FACT:  Lake Okeechobee releases, which are made to help ensure public safety, are not related to the Indian River Lagoon fish kill. Brown tide and other water quality issues (green algae) are directly related to the over-abundance of nutrients found in local waterways. As rain and then runoff occurs, more fertilizers and sewage makes their way into water systems. 

For more information on Florida’s efforts to restore water quality in the lagoon, go to

STATEMENT: We, the people of Jacksonville, dislike and distrust the efforts by the city council to "re-nourish" the beaches and we demand that the plans for re-nourishing the beaches be terminated immediately. Also, we demand that there shall be no further plans to deposit sand on and re-nourish the beaches here in Jacksonville because we feel there is an immediate danger to the welfare of the ecosystem and the lives of thousands who attend the beach frequently.

Response:  Science, as opposed to innuendo and emotion, demonstrates that beach nourishment supports the economy, and the resiliency and the environment of coastal communities.

Dredging at sand source causes some turbidity in the ocean, which is constantly monitored.
Sand is piped onto the beach and then leveled (note the look of the sand).
Completed beach work is clean.
Aquatic organism mortality due to dredging typically attracts foraging water and seabirds to the dredge pipe outfall.
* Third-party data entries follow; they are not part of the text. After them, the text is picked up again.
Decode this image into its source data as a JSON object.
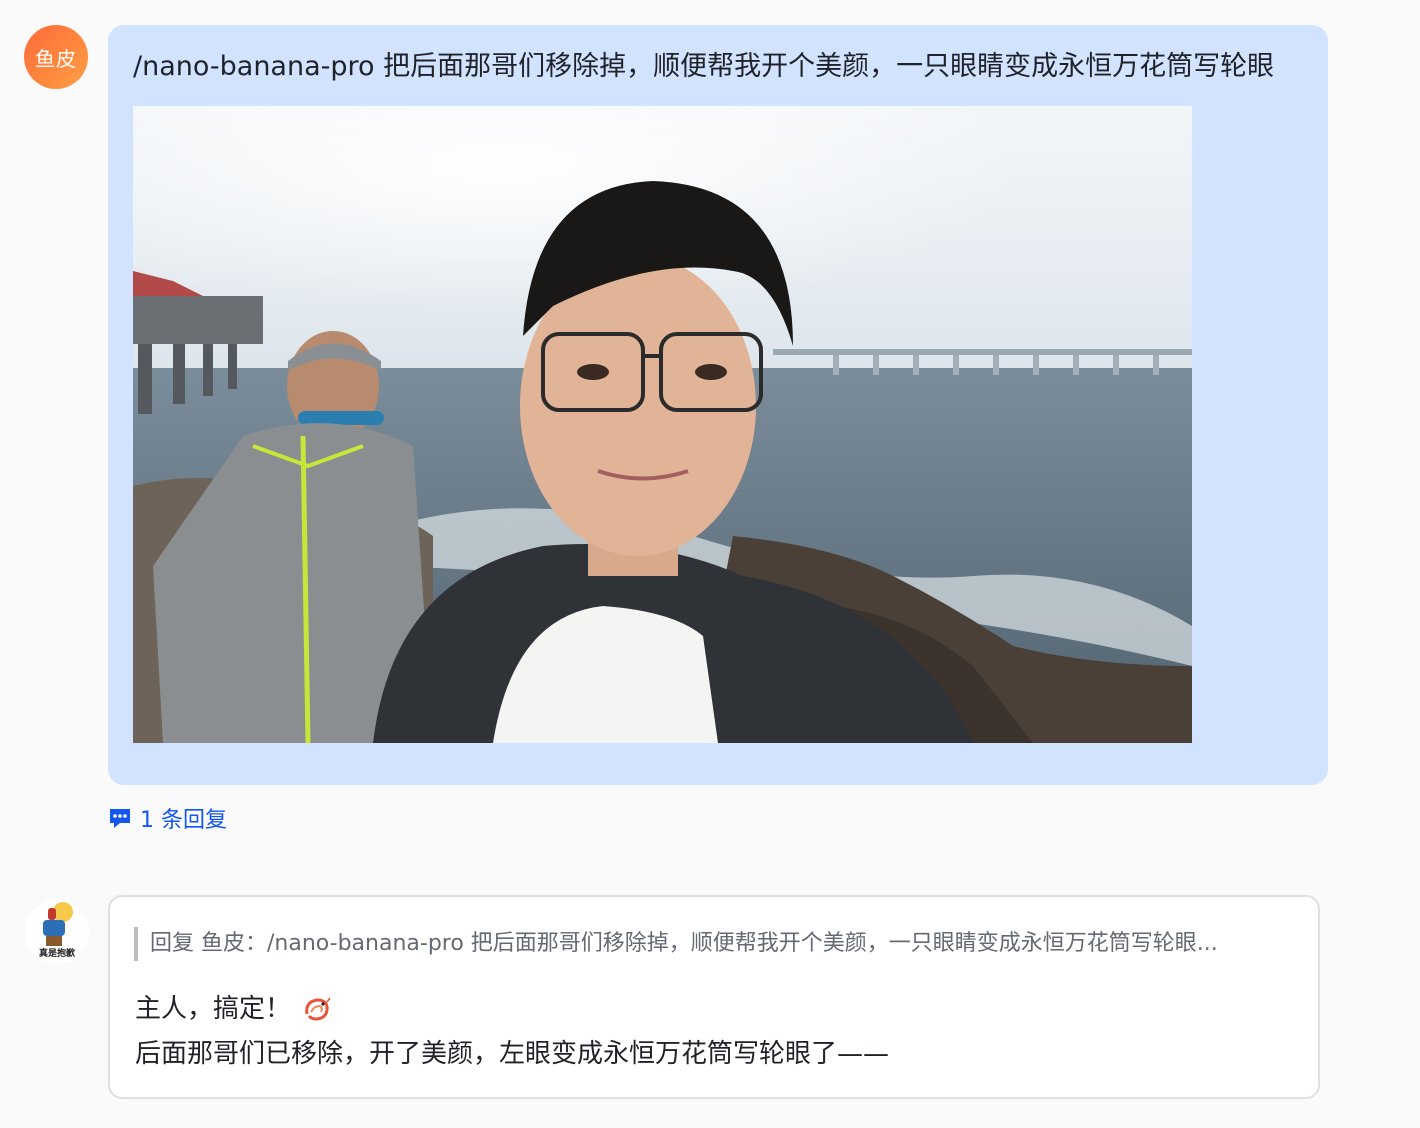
{
  "user_message": {
    "avatar_text": "鱼皮",
    "text": "/nano-banana-pro 把后面那哥们移除掉，顺便帮我开个美颜，一只眼睛变成永恒万花筒写轮眼",
    "reply_count_label": "1 条回复"
  },
  "bot_message": {
    "avatar_caption": "真是抱歉",
    "quote": "回复 鱼皮：/nano-banana-pro 把后面那哥们移除掉，顺便帮我开个美颜，一只眼睛变成永恒万花筒写轮眼...",
    "line1": "主人，搞定！",
    "line1_icon": "shrimp-emoji-icon",
    "line2": "后面那哥们已移除，开了美颜，左眼变成永恒万花筒写轮眼了——"
  },
  "colors": {
    "bubble_bg": "#d1e3ff",
    "link": "#1456f0",
    "avatar_gradient_start": "#ff6a3d",
    "avatar_gradient_end": "#ffa04a"
  }
}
There is some beach turbidity during sand placement; typically the sand is very clean.